We didn´t made any statement to the “man-made global warming theory” because there is enough scientific evidence since many years that the global warming of the past decades is man-made. So there was and there is even after our new findings no doubt about this.
Our new findings can help to make climate models a little bit more precise. But these small details doesn´t put the models at all into question. Every scientist know that a model has to focus on parts of a complex reality. And climate is very complex system. From our point of view it´s quite unscientific to say: “The model doesn´t include this detail, thus the model has failed at all” as it was done by breitbart.com.
We can´t support this kind of unreliable conclusions and would like to say very clear: Our findings are no argument “that skeptics are right” with “the models used by alarmists to predict future climate change are fatally flawed”. Such interpretation would be a misuse of our research.
We didn´t made any statement about cooling effects. We showed just a new small detail that might have impact on the forming processes of clouds. But clouds can warm or cool. Cloud forming is a very complex system with still some open questions. “Clouds and aerosols continue to contribute the largest uncertainty to estimates and interpretations of the Earth’s changing energy budget.” (IPCC 2013)
This is the reason why we and other research institutes do cloud research since many years.
To put it in a nutshell: There is no question that the global climate becomes warmer. The question is just how much, how fast and how large the effects will change our live.
I hope my answer shows you clear that we completely disagree with the conclusions made by breitbart.com and there are good reason why these strange assumptions can´t be true.”
As with Professor Forster’s response, this is straw man stuff.
Of course this Tilo character objects to the inferences I have drawn from his study. As a true believer (“There is no question that the global climate becomes warmer”), he is ideologically opposed to any viewpoint that doesn’t support the alarmist narrative. But he is speaking well above his pay grade here. What he thinks personally about global warming is completely irrelevant to the topic in hand, which is a study exclusively to do with the discovery that the oceans are producing unexpectedly large quantities of “isoprene” abiotically.
Not only is his response distractingly irrelevant but it also contradicts the press release produced by his own institution, summarising the significance of his study, to whit:

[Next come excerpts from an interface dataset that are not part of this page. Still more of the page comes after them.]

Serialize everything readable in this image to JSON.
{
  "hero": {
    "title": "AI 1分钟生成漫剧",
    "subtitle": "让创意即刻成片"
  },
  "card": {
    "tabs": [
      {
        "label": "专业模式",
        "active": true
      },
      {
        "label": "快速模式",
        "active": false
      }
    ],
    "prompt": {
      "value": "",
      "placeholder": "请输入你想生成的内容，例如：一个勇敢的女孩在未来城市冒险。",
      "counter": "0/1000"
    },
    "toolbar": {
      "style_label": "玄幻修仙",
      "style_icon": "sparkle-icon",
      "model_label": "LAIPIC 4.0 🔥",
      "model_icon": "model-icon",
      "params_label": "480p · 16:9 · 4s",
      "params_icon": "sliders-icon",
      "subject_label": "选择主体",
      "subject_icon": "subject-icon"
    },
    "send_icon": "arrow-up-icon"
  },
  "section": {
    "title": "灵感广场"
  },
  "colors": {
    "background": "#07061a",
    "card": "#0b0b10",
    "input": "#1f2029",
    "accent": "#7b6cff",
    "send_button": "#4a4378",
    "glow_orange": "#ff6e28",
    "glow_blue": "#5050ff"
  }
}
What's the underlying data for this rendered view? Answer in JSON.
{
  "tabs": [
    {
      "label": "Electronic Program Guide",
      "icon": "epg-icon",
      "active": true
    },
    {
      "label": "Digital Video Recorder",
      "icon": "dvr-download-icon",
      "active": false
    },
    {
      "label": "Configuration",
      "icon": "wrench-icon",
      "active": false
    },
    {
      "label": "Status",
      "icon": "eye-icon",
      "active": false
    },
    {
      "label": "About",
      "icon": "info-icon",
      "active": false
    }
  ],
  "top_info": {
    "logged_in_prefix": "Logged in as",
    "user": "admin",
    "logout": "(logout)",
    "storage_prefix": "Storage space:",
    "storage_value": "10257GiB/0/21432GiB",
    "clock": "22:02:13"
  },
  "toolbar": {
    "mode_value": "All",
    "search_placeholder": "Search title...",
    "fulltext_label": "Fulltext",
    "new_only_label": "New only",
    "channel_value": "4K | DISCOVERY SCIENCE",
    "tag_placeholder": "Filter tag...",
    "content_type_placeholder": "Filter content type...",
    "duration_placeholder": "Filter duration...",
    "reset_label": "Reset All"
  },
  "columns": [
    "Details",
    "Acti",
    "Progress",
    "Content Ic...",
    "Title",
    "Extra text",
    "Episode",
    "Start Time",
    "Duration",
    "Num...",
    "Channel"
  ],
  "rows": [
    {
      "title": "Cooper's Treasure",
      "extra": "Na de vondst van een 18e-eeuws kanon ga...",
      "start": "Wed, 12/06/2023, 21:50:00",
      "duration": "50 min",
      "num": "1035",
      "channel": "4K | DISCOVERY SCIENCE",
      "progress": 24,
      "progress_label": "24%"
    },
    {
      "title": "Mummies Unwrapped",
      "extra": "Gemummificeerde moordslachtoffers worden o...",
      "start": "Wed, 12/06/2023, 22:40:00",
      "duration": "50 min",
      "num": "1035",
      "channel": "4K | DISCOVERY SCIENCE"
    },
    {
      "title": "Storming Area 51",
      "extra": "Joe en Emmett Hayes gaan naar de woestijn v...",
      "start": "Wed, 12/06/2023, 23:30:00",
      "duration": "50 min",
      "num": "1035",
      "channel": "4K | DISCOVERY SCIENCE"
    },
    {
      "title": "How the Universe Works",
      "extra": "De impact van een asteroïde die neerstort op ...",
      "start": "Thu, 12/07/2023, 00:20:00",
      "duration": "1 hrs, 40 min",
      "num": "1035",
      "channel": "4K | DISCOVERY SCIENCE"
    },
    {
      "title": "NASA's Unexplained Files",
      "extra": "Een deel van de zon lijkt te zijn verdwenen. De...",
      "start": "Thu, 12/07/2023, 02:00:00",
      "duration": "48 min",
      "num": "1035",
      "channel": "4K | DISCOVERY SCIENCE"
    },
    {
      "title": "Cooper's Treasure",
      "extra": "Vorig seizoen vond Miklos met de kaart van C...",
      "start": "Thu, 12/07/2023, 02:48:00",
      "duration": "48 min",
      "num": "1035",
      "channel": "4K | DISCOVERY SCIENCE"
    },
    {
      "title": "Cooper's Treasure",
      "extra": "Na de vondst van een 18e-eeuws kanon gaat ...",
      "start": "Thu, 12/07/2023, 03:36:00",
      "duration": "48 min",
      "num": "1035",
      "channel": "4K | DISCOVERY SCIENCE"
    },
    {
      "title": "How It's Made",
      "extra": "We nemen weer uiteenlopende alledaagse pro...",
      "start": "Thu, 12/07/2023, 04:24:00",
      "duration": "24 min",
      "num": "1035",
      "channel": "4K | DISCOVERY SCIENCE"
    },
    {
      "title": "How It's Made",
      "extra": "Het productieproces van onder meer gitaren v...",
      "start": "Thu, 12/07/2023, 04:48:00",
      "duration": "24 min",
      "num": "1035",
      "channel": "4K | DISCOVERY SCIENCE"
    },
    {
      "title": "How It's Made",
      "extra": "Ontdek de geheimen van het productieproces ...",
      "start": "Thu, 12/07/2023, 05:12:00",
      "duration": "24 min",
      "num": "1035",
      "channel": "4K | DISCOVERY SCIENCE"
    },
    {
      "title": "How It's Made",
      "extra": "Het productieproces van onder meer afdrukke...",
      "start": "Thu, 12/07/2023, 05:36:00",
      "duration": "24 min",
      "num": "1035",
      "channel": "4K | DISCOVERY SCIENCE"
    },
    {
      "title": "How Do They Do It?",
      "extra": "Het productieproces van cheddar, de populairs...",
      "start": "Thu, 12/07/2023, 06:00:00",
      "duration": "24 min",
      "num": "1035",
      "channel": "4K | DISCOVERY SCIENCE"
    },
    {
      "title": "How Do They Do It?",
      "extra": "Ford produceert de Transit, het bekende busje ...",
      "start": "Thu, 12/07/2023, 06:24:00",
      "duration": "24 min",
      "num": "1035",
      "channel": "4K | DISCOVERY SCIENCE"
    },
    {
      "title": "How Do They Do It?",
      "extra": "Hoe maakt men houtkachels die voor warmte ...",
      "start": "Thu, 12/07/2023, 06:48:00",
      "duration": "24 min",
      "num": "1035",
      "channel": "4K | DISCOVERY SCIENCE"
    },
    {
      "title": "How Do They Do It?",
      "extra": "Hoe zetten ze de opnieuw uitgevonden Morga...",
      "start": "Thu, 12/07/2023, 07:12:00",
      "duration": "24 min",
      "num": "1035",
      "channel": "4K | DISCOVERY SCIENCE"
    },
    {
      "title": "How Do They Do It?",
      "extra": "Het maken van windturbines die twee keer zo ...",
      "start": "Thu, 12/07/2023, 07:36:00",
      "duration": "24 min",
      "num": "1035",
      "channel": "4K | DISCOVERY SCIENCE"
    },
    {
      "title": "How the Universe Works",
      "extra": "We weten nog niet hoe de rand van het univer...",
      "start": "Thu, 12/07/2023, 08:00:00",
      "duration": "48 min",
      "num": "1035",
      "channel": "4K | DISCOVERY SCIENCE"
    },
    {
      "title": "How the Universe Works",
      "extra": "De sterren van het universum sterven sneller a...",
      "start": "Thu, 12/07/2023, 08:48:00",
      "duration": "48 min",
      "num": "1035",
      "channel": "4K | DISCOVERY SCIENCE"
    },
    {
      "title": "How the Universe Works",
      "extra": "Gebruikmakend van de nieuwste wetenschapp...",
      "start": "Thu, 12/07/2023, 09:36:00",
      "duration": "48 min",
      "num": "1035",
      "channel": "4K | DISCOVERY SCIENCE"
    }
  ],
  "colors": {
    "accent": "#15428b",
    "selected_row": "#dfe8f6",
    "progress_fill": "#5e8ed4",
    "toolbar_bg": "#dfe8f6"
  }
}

Isoprene is a gas that is formed by both the vegetation and the oceans. It is very important for the climate because this gas can form particles that can become clouds and then later affect temperature and precipitation. Previously it was assumed that isoprene is primarily caused by biological processes from plankton in the sea water. The atmospheric chemists from France and Germany, however, could now show that isoprene could also be formed without biological sources in surface film of the oceans by sunlight and so explain the large discrepancy between field measurements and models. The new identified photochemical reaction is therefore important to improve the climate models.
There it is in black and white. (My own stress added). The computer models on which anthropogenic global warming theory are based are inadequate to the task because they fail to take into account all the real-world data. And it’s not me saying this stuff: this is a viewpoint coming directly from the alarmist camp.
Do you not find all this slightly worrying? I do. Here we are, continually being informed by the climate establishment that their experty experts know all that is to be knowed.
But basically, they haven’t a ****ing clue. They can’t do logic; they can’t read or understand the most rudimentary argument; they refuse to accept the truth of their own findings. They’re a bunch of second-raters who yet have the gall to invite us to believe that on their say-so should depend the future of climate science, global environmental policy and, by extension, the world’s economy.